The above preview is unformatted text

This student written piece of work is one of many that can be found in our AS and A Level Philosophy section.

Found what you're looking for?

  • Start learning 29% faster today
  • 150,000+ documents available
  • Just £6.99 a month

Not the one? Search for your essay title...
  • Join over 1.2 million students every month
  • Accelerate your learning by 29%
  • Unlimited access from just £6.99 per month

See related essaysSee related essays

Related AS and A Level Philosophy essays

  1. The verification principle offers no real challenge to religious belief. Discuss

    Eg, is a post box red?, can be verified by observing post boxes. By indirectly verifiable Ayer meant a statement that is not directly verifiable or analytic and 'in conjunction with certain other directly verifiable evidence could support it. For example, scientists demonstrated their existence of black holes in space,

  2. Describe the main strengths and weaknesses of the cosmological argument for the existence of ...

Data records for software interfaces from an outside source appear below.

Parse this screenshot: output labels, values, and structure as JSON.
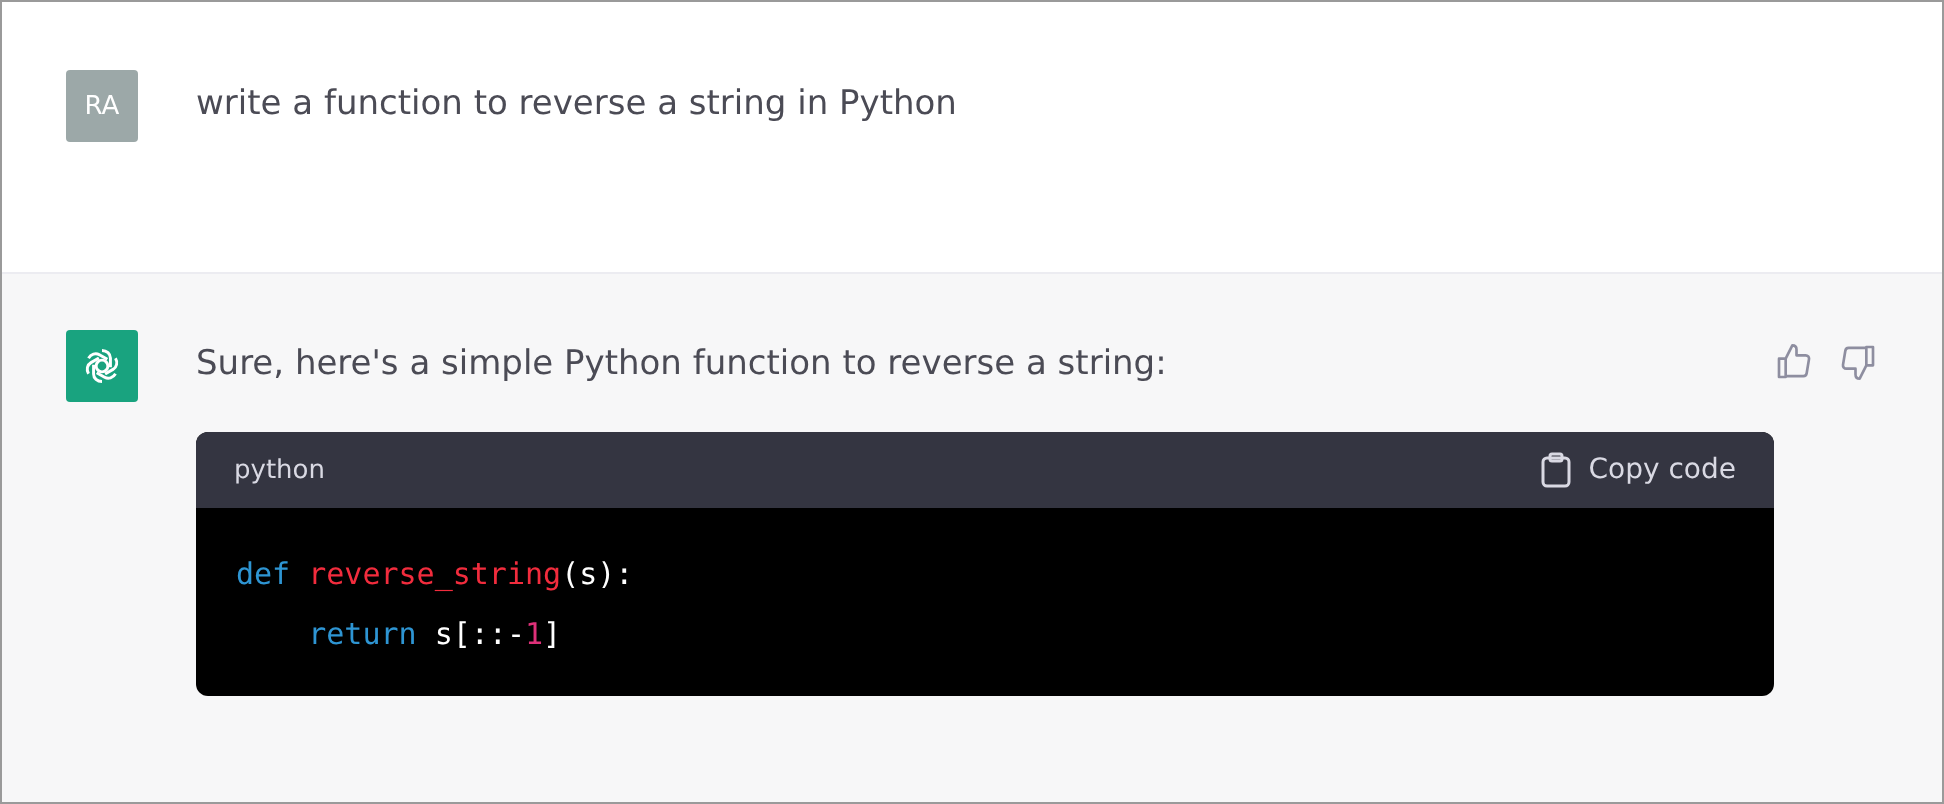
{
  "messages": [
    {
      "kind": "user",
      "avatar": "RA",
      "text": "write a function to reverse a string in Python"
    },
    {
      "kind": "assistant",
      "text": "Sure, here's a simple Python function to reverse a string:",
      "code": {
        "language": "python",
        "copy_label": "Copy code",
        "lines": [
          [
            {
              "kind": "keyword",
              "text": "def"
            },
            {
              "kind": "function",
              "text": " reverse_string"
            },
            {
              "kind": "plain",
              "text": "(s):"
            }
          ],
          [
            {
              "kind": "keyword",
              "text": "    return"
            },
            {
              "kind": "plain",
              "text": " s[::-"
            },
            {
              "kind": "number",
              "text": "1"
            },
            {
              "kind": "plain",
              "text": "]"
            }
          ]
        ]
      }
    }
  ]
}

    Brian Davies takes the position that the cosmological argument cannot stand alone as proof for the existence of God, and would have to be supported by other evidence. b.) To what extent do the weaknesses of this argument limit its effectiveness?

  1. Examine the major features of the Ontological argument for the existence of God.

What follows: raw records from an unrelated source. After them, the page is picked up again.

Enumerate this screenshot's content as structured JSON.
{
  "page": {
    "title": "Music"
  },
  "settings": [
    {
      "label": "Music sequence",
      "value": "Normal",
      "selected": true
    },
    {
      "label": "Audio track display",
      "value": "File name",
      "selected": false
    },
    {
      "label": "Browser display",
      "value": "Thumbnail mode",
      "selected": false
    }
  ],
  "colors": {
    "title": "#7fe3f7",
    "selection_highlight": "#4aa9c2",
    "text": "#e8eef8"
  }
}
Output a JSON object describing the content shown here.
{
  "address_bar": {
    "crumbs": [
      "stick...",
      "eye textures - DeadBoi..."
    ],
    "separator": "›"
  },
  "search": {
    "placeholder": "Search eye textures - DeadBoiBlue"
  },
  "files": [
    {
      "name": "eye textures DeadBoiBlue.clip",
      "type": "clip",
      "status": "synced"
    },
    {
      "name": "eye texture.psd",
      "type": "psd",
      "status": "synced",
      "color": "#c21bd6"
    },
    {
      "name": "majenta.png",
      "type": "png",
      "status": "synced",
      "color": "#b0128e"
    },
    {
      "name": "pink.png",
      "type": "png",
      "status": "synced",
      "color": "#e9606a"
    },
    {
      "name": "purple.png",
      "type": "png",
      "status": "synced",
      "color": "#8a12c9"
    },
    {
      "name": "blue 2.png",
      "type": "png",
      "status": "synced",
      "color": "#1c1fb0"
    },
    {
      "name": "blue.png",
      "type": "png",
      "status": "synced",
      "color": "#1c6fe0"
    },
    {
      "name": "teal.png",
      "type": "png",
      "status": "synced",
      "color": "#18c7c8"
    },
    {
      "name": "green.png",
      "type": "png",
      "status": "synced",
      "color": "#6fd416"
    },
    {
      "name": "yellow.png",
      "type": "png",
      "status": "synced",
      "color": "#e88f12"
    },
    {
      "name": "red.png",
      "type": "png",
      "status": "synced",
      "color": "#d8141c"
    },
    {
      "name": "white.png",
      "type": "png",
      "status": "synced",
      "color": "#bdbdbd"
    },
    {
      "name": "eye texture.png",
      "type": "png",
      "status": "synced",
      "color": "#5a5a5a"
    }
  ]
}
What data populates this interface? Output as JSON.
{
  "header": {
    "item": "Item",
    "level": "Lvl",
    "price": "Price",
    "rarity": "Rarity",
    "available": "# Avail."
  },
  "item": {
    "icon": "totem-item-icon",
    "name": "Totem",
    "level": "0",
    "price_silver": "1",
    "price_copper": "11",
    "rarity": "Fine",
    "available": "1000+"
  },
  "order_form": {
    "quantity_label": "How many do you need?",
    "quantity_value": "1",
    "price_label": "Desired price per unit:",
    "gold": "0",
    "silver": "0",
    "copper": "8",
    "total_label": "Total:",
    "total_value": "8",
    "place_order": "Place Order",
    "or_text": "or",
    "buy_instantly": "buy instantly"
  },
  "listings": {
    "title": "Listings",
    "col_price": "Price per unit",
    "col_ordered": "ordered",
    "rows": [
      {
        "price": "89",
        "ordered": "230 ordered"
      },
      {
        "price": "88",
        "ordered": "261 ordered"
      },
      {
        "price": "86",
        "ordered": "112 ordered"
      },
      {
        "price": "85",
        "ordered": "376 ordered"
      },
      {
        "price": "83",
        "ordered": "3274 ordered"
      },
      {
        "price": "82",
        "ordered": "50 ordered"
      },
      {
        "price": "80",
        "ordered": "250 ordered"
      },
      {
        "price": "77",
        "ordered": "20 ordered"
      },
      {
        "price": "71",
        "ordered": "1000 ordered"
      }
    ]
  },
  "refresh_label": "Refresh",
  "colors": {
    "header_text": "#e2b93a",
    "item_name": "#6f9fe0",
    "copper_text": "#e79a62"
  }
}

    This reading of the argument is amply confirmed by the final statement: "Therefore, if that than which nothing greater can be conceived exists in the understanding alone, the very being than which nothing greater can be conceived is one than which a greater can be conceived.

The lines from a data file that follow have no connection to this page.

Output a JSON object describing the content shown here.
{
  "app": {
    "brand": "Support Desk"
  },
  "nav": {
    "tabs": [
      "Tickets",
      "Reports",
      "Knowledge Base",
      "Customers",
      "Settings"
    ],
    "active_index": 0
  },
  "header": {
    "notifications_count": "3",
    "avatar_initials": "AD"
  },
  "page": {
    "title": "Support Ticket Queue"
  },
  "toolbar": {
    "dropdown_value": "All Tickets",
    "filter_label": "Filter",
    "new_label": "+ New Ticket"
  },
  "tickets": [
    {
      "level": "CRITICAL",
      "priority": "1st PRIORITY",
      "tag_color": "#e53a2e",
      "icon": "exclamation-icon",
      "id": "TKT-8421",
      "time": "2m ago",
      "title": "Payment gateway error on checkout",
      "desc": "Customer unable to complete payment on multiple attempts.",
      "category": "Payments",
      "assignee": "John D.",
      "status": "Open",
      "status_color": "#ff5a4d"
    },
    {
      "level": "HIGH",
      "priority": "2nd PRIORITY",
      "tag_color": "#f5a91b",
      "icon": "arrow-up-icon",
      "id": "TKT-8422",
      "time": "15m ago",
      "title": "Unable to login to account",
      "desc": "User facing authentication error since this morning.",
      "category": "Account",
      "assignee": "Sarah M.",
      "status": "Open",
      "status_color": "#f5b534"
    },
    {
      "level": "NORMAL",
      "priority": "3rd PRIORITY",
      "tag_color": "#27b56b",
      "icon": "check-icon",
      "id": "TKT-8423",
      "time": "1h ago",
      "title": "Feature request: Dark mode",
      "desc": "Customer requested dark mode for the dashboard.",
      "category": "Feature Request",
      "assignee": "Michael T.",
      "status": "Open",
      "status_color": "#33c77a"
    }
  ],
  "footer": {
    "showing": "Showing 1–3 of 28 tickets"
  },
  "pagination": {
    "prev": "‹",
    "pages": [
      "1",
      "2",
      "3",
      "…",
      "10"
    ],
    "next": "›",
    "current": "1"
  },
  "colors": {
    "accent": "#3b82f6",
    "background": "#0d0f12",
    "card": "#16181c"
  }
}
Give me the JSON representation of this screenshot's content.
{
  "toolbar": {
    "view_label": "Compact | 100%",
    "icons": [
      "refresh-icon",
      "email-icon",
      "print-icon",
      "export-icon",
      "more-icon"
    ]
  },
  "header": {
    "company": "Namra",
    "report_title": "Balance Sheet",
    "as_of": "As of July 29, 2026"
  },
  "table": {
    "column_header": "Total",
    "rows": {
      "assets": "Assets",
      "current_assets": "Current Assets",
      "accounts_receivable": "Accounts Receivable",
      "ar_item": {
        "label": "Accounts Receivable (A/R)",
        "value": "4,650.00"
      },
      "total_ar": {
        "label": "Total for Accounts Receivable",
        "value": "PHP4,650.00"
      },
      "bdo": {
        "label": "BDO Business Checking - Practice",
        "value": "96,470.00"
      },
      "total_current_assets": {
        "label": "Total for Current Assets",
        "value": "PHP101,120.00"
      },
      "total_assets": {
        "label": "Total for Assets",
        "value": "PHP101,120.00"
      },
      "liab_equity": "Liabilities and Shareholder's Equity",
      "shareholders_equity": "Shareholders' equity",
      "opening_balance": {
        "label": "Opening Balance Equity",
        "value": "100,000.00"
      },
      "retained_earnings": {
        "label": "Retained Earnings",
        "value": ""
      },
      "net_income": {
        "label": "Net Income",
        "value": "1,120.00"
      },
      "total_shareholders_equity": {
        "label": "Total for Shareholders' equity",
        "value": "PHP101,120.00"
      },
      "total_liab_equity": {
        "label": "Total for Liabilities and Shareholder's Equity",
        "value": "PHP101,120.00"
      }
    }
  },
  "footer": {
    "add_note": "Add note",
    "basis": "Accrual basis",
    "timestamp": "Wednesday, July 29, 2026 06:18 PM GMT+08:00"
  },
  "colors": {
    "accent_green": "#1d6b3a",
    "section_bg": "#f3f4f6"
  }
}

  2. The Ontological Argument - Critique

    Anselm defines existing as greater than not existing, a premise which seems logical at first, however once we analyze the concept of existence, it can be seen that existence is not a true predicate of being - this was Kant's main criticism of the Ontological argument.

  1. Assess whether religious experience demonstrates the existence of God?

    David Hume and A.J. Ayer are well known empiricists. They would argue that unless something empirically verified it should not be deemed meaningful so if I was to see God that should be seen as meaningful as it is empirically verified. If I were to see a cat walking across a street I would

  2. The Goodness of God

    The main argument for the non-acceptance of a perfect God, or even any God at all is the existence of evil in the world. There are of course two types of evil; moral or human evil and natural evil. Epicurus raised the point "Is God willing to prevent evil, but not able?

  1. Assess whether the cosmological argument proves the existence of God.

    The most abject criticism is how Aquinas is assuming that necessary beings exist, and that he does not in fact understand how necessity applies only to truths that if they were to be denied then it would result in

  2. Outline the Ontological Argument for the existence of God.

    Anselm argues that it is better to be a necessary being than a contingent being, a being that depends on other things for its existence i.e. having a cause/end because this would ultimately limit your power. He explains that God must be a necessary being because if God exists as

  • Over 160,000 pieces
    of student written work
  • Annotated by
    experienced teachers
  • Ideas and feedback to
    improve your own work